"I am a reincarnation of Hanuman"

Ashok BankerExcerpts from an interview with Ashok Banker:

The Prince of Ayodhya is a totally different genre from your earlier novels like Byculla Boy and Vertigo. Why the Ramayana?

Mythology has always fascinated me. I have been a writer since I was 10 years old and a reader even before that. I used to read a lot of mythology both Indian and western. I even wrote three fantasy novels; part Greek, part Indian when I was 16 or 17 years old. Due to family circumstances, I had to drop out of school and began to write to earn my living as an ad copywriter and also a journalist. But then in my mid-thirties I began to go through a crisis. I had realised my dream of being a full-time writer and making my living as a writer, but what was I writing? I had lost the connection with the young Ashok, who had grown up dreaming of being a fantasy writer. So I began reading these stories again. I read every edition of the Ramayana – the Kamban version, Tulsidas’, C Rajagopalchari’s version for children, R. K Narayan and Arshiya Sattar’s version.

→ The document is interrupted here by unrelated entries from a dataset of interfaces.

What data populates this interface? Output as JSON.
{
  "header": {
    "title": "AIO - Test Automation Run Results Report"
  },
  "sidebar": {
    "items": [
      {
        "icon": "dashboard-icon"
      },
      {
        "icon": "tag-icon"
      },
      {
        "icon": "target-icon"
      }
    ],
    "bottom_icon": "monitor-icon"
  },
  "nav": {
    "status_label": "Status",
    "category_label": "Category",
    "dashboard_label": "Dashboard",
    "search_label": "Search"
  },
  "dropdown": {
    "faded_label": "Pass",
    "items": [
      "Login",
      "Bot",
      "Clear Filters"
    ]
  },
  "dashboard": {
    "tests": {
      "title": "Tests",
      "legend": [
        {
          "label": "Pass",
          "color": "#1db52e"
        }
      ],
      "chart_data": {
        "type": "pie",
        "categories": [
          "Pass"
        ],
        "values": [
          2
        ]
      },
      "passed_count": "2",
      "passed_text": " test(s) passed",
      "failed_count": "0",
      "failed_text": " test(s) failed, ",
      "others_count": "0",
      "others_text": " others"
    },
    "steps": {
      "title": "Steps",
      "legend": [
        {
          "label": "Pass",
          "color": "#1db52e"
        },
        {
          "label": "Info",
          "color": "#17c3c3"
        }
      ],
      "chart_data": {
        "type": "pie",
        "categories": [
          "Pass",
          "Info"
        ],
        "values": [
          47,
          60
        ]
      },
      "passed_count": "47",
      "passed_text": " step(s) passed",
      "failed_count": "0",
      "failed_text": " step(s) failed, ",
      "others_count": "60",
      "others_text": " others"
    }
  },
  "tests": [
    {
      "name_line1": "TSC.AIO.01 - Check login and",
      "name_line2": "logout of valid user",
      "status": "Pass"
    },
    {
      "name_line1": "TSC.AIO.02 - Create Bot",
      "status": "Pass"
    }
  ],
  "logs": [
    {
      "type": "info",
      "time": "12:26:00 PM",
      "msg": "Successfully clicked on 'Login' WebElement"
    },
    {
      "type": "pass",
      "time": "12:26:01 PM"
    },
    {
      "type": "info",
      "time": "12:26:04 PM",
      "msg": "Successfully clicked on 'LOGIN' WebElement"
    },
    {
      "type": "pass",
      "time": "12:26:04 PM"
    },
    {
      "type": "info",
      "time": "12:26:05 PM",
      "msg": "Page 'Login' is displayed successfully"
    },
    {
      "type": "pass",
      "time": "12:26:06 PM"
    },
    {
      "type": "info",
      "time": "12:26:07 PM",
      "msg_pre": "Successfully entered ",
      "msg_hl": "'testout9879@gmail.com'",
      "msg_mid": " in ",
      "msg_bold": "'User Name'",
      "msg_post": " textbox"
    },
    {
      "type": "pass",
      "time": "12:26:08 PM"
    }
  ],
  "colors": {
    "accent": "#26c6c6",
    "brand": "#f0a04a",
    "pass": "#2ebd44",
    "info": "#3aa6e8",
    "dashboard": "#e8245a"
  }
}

Critics have accused you of sensationalising, of using profane language and using sex. How do you reconcile this with the sacred aspect of a book like the Ramayana?

I have written honestly and with a great deal of respect for the people I am writing about – there is sex and profanity even in Tulsidas’ Ramayana. In my book, it is only the profane people who use profane language – nowhere does Rama use any objectionable language. I am not afraid, if anyone has a problem, it’s a mote in their own eye, rather than a flaw in my book.

What about historical authenticity -- your description of Holi in the book, for instance, is very contemporary?

My book is not historically authentic; I have not aimed for historical verisimilitude. While certain events may not actually have happened, it is extremely plausible that they did. Sometimes certain details, while not historically accurate, function in a psychological sense of making the character come alive. I didn’t see anything wrong with using a modern metaphor.

Your version of the Ramayana has a lot of contemporary Hindi terms in it...

I have definitely taken liberties. But it was also important to show the universality of certain characters. Ram and Lakshman, for instance, are teenagers and certain essential qualities remain the same – they are robust, playful and energetic. So, on the very first page in my description of Rama, I have spoken of his ‘tight abs’, thus forming a contract with the reader –this is the way I am going to explore this story, if you find it jarring or disturbing read no more.

Has writing this book changed your life in anyway?

Absolutely. Everything seemed to fall into place in my life. It was like I was driven to write this story. It came to me in dreams — vividly and intensely. A very dear friend of mine though is convinced that I am a reincarnation of Hanuman. Like Tulsidas, I was driven to tell the tale.

Interview by Sonya Dutta Choudhury

(Photo: courtesy The Week)